> _AIM OF THE TASK_
Will you give every entry again exactly as it stands?
------ EXTRACTED MATERIAL
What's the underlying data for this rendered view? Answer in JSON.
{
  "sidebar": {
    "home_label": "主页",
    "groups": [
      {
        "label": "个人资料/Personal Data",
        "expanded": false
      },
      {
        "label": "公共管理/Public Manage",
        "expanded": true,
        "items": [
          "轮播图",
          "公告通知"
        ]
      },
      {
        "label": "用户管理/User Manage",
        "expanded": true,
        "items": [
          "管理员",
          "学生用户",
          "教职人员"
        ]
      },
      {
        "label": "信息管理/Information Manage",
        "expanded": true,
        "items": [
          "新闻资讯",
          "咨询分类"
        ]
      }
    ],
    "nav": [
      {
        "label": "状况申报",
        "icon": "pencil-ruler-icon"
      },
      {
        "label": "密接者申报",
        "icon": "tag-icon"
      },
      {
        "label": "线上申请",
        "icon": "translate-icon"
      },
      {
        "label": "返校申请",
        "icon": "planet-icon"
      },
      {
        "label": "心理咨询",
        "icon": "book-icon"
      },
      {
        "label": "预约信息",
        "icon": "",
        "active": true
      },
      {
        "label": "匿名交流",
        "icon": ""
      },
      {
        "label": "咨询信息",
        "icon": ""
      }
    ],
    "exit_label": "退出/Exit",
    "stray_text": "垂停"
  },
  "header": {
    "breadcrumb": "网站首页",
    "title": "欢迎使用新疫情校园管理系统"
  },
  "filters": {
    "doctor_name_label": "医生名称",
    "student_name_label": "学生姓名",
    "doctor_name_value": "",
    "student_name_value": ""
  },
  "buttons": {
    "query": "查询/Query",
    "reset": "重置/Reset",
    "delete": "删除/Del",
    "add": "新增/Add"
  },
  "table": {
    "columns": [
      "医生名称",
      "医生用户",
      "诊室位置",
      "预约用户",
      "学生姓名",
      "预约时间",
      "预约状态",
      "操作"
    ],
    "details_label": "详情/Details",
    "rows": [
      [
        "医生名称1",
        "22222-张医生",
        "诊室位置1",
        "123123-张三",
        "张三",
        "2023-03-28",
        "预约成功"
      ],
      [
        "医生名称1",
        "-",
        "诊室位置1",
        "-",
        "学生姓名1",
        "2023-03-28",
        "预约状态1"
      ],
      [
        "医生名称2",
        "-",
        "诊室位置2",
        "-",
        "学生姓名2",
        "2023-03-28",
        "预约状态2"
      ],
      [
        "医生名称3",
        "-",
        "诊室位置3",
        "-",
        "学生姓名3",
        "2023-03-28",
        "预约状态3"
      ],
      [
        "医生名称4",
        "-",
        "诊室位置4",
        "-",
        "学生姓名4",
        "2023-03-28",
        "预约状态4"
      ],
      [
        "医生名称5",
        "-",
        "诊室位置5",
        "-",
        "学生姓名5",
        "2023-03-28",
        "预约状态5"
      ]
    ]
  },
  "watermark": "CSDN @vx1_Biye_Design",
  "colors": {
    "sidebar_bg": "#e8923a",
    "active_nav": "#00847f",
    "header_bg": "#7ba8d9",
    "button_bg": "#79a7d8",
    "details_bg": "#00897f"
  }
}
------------
> _RESULT FOR THIS TASK_
What's the underlying data for this rendered view? Answer in JSON.
{
  "sidebar": {
    "home_label": "主页",
    "groups": [
      {
        "label": "个人资料/Personal Data",
        "expanded": false
      },
      {
        "label": "公共管理/Public Manage",
        "expanded": true,
        "items": [
          "轮播图",
          "公告通知"
        ]
      },
      {
        "label": "用户管理/User Manage",
        "expanded": true,
        "items": [
          "管理员",
          "学生用户",
          "教职人员"
        ]
      },
      {
        "label": "信息管理/Information Manage",
        "expanded": true,
        "items": [
          "新闻资讯",
          "咨询分类"
        ]
      }
    ],
    "nav": [
      {
        "label": "状况申报",
        "icon": "pencil-ruler-icon"
      },
      {
        "label": "密接者申报",
        "icon": "tag-icon"
      },
      {
        "label": "线上申请",
        "icon": "translate-icon"
      },
      {
        "label": "返校申请",
        "icon": "planet-icon"
      },
      {
        "label": "心理咨询",
        "icon": "book-icon"
      },
      {
        "label": "预约信息",
        "icon": "",
        "active": true
      },
      {
        "label": "匿名交流",
        "icon": ""
      },
      {
        "label": "咨询信息",
        "icon": ""
      }
    ],
    "exit_label": "退出/Exit",
    "stray_text": "垂停"
  },
  "header": {
    "breadcrumb": "网站首页",
    "title": "欢迎使用新疫情校园管理系统"
  },
  "filters": {
    "doctor_name_label": "医生名称",
    "student_name_label": "学生姓名",
    "doctor_name_value": "",
    "student_name_value": ""
  },
  "buttons": {
    "query": "查询/Query",
    "reset": "重置/Reset",
    "delete": "删除/Del",
    "add": "新增/Add"
  },
  "table": {
    "columns": [
      "医生名称",
      "医生用户",
      "诊室位置",
      "预约用户",
      "学生姓名",
      "预约时间",
      "预约状态",
      "操作"
    ],
    "details_label": "详情/Details",
    "rows": [
      [
        "医生名称1",
        "22222-张医生",
        "诊室位置1",
        "123123-张三",
        "张三",
        "2023-03-28",
        "预约成功"
      ],
      [
        "医生名称1",
        "-",
        "诊室位置1",
        "-",
        "学生姓名1",
        "2023-03-28",
        "预约状态1"
      ],
      [
        "医生名称2",
        "-",
        "诊室位置2",
        "-",
        "学生姓名2",
        "2023-03-28",
        "预约状态2"
      ],
      [
        "医生名称3",
        "-",
        "诊室位置3",
        "-",
        "学生姓名3",
        "2023-03-28",
        "预约状态3"
      ],
      [
        "医生名称4",
        "-",
        "诊室位置4",
        "-",
        "学生姓名4",
        "2023-03-28",
        "预约状态4"
      ],
      [
        "医生名称5",
        "-",
        "诊室位置5",
        "-",
        "学生姓名5",
        "2023-03-28",
        "预约状态5"
      ]
    ]
  },
  "watermark": "CSDN @vx1_Biye_Design",
  "colors": {
    "sidebar_bg": "#e8923a",
    "active_nav": "#00847f",
    "header_bg": "#7ba8d9",
    "button_bg": "#79a7d8",
    "details_bg": "#00897f"
  }
}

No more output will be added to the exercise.